AIM OF THE TASK
Select all lines holding the word "structured" from the entries that follow.

THE RECORDS
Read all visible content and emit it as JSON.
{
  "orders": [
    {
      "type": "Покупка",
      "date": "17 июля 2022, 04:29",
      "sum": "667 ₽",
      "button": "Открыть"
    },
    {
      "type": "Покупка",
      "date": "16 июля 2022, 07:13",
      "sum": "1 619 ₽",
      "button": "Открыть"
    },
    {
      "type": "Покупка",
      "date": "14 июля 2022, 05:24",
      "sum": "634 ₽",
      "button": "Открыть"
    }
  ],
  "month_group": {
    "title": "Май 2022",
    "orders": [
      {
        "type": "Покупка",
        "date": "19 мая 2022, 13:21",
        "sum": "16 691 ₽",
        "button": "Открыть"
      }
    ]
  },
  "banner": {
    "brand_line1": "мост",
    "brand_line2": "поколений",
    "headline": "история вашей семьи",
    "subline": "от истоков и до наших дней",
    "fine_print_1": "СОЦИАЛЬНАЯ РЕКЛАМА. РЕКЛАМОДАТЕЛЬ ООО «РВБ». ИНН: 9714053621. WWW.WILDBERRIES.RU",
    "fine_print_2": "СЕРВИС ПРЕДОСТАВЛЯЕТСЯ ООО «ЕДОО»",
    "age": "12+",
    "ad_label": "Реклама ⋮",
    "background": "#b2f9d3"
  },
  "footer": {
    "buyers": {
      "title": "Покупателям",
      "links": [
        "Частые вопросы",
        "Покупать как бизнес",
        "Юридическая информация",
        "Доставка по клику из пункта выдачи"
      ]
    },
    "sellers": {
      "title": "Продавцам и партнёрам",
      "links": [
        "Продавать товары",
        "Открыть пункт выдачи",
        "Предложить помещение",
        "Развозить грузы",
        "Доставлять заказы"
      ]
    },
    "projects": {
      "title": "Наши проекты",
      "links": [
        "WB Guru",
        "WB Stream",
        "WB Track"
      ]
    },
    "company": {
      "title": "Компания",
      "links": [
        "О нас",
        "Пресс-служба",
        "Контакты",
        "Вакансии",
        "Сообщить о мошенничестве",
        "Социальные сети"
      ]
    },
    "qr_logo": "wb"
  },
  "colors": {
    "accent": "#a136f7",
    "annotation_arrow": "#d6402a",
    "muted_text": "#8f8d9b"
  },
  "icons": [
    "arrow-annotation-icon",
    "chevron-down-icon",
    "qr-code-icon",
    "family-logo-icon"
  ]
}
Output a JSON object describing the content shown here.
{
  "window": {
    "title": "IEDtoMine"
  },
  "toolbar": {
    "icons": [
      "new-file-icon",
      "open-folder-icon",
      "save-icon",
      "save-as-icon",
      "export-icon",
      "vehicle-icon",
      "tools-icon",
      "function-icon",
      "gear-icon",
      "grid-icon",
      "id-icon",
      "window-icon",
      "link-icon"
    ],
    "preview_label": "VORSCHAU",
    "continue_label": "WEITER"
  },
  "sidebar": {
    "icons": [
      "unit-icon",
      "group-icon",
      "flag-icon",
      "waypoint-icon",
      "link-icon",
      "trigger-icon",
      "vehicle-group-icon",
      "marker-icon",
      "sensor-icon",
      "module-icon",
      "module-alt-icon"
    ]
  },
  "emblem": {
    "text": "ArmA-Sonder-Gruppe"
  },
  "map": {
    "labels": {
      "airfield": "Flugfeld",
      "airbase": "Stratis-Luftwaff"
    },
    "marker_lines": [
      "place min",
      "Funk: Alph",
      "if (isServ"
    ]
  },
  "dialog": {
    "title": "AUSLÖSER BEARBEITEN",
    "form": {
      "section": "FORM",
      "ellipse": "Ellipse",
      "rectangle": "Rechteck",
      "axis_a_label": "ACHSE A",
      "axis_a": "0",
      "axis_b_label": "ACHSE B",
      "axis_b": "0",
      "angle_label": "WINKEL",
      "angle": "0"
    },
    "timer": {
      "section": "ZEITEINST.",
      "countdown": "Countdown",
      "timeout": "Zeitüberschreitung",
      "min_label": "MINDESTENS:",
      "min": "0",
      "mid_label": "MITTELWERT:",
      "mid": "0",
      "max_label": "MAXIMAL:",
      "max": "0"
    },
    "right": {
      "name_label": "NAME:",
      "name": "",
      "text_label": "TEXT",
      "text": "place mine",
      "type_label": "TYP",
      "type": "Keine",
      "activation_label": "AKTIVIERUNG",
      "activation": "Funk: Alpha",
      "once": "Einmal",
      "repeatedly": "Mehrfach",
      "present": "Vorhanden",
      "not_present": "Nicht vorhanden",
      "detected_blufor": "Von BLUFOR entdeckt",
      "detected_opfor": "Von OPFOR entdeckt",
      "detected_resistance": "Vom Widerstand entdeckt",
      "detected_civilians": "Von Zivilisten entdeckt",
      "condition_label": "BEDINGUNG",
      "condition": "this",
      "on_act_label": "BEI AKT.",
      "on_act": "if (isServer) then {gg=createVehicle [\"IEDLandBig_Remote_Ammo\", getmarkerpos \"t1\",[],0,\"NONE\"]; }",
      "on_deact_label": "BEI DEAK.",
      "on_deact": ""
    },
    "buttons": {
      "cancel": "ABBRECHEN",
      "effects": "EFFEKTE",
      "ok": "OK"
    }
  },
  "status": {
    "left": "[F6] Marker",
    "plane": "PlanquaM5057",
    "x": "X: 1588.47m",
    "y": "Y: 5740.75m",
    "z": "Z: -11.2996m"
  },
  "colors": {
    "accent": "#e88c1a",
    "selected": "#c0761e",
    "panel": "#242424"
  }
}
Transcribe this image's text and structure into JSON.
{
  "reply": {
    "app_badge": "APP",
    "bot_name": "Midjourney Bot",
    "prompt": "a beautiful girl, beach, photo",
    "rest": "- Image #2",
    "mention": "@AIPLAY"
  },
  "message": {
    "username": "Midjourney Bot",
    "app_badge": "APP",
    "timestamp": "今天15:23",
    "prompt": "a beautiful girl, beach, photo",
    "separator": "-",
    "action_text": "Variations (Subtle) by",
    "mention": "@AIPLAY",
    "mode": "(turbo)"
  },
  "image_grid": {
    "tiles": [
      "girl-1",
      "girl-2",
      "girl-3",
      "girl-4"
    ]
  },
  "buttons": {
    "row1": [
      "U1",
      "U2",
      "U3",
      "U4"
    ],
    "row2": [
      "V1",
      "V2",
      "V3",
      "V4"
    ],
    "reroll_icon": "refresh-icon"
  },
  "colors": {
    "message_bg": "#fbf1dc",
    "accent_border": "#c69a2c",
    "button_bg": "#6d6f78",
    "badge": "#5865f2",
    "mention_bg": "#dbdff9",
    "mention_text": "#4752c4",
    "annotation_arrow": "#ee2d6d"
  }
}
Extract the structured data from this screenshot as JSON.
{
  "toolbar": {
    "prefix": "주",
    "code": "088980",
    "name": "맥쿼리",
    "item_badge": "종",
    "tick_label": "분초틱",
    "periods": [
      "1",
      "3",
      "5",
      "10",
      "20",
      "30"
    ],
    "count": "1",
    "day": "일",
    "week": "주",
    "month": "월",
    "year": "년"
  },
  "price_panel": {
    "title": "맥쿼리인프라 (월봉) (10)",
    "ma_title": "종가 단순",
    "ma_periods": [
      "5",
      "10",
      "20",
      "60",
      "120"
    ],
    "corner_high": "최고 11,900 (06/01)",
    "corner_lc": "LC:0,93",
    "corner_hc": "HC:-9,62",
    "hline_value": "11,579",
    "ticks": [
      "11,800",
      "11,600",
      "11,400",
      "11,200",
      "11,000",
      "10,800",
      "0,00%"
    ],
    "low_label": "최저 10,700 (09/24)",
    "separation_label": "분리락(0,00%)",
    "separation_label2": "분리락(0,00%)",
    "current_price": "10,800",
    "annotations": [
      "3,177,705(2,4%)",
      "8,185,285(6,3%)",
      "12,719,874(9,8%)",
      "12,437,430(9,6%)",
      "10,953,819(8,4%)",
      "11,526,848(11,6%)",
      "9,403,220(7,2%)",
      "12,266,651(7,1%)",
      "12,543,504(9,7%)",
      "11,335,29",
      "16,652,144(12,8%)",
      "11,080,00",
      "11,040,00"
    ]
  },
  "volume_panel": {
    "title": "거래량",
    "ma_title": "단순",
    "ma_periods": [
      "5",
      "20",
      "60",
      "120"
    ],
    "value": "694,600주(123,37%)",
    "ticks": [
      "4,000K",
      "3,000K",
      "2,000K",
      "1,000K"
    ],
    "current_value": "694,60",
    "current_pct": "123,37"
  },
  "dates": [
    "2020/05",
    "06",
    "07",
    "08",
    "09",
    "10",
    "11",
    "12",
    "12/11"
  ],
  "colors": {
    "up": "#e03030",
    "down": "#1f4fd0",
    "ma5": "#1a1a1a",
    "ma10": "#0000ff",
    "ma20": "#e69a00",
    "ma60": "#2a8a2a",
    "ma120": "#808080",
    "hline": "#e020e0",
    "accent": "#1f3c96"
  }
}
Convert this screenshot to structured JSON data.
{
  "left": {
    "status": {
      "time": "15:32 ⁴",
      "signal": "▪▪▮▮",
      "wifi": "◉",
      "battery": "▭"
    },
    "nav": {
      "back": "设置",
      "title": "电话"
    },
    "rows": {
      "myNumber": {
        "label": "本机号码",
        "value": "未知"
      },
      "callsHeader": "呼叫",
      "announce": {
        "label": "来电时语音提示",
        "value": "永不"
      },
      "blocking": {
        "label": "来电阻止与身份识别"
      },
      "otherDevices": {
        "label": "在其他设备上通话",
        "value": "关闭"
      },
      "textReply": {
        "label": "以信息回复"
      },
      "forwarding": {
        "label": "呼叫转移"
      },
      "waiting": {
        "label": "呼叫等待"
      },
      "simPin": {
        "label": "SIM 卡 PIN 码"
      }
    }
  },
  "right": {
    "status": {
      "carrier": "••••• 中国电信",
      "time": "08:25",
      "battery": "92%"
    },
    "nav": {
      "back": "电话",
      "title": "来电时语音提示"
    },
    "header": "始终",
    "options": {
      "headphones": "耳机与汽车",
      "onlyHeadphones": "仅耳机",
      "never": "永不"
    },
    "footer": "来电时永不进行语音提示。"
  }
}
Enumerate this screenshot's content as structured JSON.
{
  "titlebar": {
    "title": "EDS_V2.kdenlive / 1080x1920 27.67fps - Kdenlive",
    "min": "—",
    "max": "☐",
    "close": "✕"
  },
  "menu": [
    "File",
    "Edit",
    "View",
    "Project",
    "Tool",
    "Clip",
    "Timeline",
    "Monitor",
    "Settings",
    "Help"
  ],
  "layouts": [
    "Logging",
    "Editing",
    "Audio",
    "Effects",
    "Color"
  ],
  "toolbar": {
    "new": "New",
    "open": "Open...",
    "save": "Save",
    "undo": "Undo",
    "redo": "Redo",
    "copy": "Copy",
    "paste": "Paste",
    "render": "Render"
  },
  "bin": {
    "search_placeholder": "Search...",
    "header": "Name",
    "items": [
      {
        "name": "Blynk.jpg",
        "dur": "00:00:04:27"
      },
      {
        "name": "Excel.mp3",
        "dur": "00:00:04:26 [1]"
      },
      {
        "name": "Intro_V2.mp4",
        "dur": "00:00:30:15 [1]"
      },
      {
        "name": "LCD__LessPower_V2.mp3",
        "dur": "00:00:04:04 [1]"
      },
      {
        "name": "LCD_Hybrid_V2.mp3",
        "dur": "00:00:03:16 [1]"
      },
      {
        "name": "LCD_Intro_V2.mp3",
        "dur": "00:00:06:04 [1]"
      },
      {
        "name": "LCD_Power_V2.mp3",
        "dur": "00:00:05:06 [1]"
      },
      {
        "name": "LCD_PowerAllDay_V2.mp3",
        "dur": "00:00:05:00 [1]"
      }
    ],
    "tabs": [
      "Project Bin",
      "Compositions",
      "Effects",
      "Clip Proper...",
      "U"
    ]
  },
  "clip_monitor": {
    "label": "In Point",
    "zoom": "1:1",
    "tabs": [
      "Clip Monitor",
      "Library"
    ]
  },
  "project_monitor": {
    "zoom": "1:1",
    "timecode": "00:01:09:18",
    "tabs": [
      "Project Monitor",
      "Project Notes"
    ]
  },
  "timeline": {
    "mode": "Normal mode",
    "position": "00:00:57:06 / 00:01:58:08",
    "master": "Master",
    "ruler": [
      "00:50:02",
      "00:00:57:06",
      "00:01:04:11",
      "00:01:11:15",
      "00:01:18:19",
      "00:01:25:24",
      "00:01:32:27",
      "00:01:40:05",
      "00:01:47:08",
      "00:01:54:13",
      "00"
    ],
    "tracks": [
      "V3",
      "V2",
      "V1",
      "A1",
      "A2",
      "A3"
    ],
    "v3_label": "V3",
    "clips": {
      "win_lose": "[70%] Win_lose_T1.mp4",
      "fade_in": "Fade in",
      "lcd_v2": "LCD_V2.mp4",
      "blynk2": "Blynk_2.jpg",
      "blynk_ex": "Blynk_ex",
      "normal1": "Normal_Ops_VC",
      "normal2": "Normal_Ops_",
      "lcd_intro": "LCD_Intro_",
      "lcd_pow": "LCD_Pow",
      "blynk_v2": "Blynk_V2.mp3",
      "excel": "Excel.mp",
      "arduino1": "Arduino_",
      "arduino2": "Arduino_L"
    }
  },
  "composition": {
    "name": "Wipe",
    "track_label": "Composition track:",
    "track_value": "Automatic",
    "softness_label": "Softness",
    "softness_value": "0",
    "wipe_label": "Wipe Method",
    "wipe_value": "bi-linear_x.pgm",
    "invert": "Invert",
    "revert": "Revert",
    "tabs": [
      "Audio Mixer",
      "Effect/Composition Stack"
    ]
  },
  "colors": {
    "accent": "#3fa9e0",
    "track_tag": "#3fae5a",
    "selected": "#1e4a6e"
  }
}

SOLUTION TO THIS PROBLEM
Extract the structured data from this screenshot as JSON.
Convert this screenshot to structured JSON data.
Enumerate this screenshot's content as structured JSON.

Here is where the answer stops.